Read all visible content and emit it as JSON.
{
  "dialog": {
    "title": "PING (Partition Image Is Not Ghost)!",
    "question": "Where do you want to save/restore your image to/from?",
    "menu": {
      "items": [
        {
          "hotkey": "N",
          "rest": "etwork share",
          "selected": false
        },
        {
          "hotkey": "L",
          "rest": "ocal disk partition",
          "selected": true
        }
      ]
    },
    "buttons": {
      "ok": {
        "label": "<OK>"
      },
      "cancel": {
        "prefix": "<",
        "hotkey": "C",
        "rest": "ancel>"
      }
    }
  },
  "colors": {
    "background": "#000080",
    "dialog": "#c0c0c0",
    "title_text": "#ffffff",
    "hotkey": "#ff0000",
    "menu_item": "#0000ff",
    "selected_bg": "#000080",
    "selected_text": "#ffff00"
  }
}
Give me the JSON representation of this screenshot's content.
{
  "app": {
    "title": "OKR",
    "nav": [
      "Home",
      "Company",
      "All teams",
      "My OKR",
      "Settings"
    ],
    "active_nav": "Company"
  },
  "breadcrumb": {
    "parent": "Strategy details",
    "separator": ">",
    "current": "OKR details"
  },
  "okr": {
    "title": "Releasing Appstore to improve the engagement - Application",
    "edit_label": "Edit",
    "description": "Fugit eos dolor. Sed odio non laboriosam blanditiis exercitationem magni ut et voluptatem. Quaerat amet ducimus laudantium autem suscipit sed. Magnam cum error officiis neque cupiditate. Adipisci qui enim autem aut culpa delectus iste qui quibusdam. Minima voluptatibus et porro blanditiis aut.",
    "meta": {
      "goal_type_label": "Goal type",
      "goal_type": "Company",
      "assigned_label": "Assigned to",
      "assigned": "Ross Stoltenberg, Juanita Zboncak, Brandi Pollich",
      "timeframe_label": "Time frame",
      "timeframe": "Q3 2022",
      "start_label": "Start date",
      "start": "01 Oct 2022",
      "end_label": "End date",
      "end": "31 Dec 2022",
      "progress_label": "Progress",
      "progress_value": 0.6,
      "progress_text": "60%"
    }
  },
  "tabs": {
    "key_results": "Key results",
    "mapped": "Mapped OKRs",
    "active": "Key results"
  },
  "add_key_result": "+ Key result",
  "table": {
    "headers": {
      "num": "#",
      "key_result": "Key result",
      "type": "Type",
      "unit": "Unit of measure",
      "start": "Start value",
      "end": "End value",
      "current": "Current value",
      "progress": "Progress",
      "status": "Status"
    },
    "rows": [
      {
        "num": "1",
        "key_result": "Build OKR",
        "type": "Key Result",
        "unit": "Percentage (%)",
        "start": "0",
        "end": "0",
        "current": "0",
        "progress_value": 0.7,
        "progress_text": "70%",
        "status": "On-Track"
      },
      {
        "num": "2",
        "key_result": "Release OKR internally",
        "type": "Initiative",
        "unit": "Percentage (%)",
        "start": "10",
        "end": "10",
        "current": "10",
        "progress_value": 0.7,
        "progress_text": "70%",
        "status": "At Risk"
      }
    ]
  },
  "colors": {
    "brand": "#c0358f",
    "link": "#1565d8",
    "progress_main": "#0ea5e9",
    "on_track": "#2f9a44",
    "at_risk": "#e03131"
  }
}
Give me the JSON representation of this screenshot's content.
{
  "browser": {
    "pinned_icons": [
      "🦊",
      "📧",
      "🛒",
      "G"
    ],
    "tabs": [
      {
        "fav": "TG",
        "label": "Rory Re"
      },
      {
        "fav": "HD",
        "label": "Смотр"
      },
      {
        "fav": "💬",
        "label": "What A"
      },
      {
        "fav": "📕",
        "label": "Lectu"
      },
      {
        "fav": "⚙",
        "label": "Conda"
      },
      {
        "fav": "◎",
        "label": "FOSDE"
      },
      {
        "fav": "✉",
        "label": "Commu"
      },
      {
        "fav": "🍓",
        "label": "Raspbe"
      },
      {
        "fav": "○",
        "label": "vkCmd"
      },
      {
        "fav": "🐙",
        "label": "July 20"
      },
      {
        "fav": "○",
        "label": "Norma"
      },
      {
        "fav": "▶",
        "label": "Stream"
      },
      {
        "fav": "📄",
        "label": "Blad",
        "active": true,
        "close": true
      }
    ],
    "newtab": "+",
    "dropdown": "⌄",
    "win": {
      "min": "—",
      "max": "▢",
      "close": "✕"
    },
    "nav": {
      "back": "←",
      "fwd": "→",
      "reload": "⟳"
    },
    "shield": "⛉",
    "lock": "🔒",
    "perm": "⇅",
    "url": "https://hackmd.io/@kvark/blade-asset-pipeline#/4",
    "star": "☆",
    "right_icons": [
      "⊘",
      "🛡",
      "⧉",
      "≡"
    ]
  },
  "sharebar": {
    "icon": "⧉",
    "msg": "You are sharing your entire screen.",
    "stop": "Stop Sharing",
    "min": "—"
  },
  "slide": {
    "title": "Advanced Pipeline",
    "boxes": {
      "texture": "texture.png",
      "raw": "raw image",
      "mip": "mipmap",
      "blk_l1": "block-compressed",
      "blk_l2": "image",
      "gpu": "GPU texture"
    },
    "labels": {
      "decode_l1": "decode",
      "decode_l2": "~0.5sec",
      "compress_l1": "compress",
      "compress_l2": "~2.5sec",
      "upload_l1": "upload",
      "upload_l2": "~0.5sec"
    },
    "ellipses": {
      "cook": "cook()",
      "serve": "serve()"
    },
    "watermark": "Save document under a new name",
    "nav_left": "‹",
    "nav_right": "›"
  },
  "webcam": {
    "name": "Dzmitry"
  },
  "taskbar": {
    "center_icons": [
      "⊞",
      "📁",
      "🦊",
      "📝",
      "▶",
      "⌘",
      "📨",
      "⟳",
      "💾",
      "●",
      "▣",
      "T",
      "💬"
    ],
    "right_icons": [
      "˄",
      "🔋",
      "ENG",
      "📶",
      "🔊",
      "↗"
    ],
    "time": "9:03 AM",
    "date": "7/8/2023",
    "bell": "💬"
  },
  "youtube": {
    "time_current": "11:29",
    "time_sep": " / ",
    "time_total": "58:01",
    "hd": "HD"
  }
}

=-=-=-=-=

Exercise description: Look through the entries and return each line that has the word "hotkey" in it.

Task output:
          "hotkey": "N",
          "hotkey": "L",
        "hotkey": "C",
    "hotkey": "#ff0000",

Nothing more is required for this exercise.